The conditions were perfect, recent rain, overcast and not too windy. I decided to fish a Beat that I had walked in March but not yet fished. I arrived late in the afternoon and walked down into the valley in light rain. There were footprints and a few wheel tracks but the bankside vegetation hadn’t been trodden down.
The first pool I saw was a long curving run beside a rockface with a riffle at the top. As I watched the water a good fish rose for a sedge so I sheltered under a tree and setup the rod.
The rain got heavier but I hunkered down on the stony beach and worked the pool with a nymph. A good fish flashed gold in the amber coloured water. The Trout turned and flashed repeatedly, just like a hooked fish.
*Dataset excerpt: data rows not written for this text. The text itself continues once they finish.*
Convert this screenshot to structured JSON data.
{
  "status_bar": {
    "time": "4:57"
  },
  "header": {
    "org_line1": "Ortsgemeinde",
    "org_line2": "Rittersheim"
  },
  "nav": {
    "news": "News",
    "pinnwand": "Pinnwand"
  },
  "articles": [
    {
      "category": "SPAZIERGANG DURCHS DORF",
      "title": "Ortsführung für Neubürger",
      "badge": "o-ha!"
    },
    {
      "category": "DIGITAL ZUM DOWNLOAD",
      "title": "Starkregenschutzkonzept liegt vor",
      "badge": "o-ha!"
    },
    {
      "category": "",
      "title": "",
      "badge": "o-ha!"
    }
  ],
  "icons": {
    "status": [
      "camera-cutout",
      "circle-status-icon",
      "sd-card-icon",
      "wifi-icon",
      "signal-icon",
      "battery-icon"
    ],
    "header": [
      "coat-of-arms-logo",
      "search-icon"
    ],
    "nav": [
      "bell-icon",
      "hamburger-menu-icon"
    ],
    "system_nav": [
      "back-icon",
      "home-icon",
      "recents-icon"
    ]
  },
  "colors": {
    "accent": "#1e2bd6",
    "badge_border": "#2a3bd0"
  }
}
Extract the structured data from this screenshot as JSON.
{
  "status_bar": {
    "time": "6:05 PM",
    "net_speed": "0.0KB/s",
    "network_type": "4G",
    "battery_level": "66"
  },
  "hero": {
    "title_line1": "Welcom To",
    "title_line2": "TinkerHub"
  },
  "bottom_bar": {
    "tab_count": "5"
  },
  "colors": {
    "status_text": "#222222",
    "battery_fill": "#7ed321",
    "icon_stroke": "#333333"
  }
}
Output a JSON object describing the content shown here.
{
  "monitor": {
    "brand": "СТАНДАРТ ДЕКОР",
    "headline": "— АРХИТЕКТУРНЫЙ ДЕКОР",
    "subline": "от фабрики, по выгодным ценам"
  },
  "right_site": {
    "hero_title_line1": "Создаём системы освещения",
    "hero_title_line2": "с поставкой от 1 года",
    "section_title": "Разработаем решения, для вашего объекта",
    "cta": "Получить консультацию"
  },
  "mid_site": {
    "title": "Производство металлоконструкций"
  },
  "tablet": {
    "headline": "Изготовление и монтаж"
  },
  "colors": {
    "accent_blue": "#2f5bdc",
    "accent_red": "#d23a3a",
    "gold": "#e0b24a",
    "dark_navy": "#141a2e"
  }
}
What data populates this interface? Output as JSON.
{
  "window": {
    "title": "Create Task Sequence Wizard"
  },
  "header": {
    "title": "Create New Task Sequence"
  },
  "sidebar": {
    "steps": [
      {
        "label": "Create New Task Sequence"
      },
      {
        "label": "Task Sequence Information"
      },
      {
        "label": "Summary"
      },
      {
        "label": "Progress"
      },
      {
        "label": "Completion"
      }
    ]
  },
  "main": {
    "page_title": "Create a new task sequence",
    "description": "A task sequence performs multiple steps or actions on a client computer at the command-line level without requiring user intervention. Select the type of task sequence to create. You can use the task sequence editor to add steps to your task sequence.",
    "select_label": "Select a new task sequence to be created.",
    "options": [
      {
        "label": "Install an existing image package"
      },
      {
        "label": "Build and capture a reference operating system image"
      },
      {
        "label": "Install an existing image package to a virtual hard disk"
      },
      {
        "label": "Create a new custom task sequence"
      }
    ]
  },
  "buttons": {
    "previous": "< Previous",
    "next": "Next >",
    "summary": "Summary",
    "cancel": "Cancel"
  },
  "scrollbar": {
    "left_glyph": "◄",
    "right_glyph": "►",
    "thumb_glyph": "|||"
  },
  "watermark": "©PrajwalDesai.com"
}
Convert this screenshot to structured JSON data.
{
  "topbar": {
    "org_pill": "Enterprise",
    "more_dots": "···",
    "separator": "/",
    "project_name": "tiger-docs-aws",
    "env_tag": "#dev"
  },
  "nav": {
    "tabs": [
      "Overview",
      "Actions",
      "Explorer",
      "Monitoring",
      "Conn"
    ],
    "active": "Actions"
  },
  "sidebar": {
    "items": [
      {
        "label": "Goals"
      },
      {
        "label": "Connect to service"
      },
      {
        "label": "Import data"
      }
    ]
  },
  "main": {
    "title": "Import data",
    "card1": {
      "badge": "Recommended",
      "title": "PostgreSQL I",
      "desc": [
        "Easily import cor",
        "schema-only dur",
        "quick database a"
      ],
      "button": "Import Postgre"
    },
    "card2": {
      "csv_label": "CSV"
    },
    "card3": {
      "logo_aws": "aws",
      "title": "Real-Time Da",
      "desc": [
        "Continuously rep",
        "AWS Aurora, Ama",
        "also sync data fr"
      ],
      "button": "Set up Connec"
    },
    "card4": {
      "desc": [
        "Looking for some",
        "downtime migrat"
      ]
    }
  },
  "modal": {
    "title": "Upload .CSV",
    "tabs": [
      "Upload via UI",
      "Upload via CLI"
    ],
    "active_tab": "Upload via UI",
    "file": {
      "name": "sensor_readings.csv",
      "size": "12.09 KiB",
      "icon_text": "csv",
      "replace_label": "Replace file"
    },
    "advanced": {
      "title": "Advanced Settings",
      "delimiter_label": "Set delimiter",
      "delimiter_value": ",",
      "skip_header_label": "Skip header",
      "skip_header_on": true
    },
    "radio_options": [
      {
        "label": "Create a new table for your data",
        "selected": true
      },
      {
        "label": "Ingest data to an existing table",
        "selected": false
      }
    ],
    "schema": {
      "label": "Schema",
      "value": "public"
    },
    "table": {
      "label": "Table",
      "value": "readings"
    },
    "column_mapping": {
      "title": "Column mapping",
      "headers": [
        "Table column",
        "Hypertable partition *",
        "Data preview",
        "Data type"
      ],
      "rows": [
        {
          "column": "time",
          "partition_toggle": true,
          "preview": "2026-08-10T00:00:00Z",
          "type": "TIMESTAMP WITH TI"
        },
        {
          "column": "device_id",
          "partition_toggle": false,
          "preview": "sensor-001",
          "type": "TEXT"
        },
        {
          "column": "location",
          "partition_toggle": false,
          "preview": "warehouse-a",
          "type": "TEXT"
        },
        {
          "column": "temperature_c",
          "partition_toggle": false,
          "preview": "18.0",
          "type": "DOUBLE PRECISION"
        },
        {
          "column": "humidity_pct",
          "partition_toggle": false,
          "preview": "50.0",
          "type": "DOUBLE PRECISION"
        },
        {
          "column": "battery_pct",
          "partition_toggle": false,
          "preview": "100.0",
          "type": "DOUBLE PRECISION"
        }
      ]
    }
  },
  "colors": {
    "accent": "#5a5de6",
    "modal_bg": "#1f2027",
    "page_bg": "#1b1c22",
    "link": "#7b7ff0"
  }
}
It was over a patch of coarse sand just on the edge of deep water. Occasionally it took a sedge in an aggressive rise. I tried various nymphs and a Walker’s Sedge but there was no response.
I was crouched among the granite stones, well camouflaged and with a low profile. A very large Herring Gull flew towards me low over the tree line on my left. As I turned to watch, my movement alarmed the giant bird and it veered away. Seconds later there was a thump on the ground, it had dropped something. It was the remains of a Sea Trout, ‘A Sign From Isaac‘. I didn’t know whether to laugh at the irony or be annoyed about the predation of a valuable fish. It was the most bizarre thing to have happened to me while fishing. Ever.
Distracted and bewildered, I changed the fly to a black and silver spider and fished it hard against the rockface in the main current. As the fly swung under the overhanging branches the line became heavy and a fish was on. Only for a few seconds. It was a small Sea Trout.
Although I concentrated and fished a couple of other runs there were no more takes. I was soaked to the skin and the long walk out of the valley was exhausting. I felt that I was getting closer to landing a good Trout from one of the Dartmoor rivers.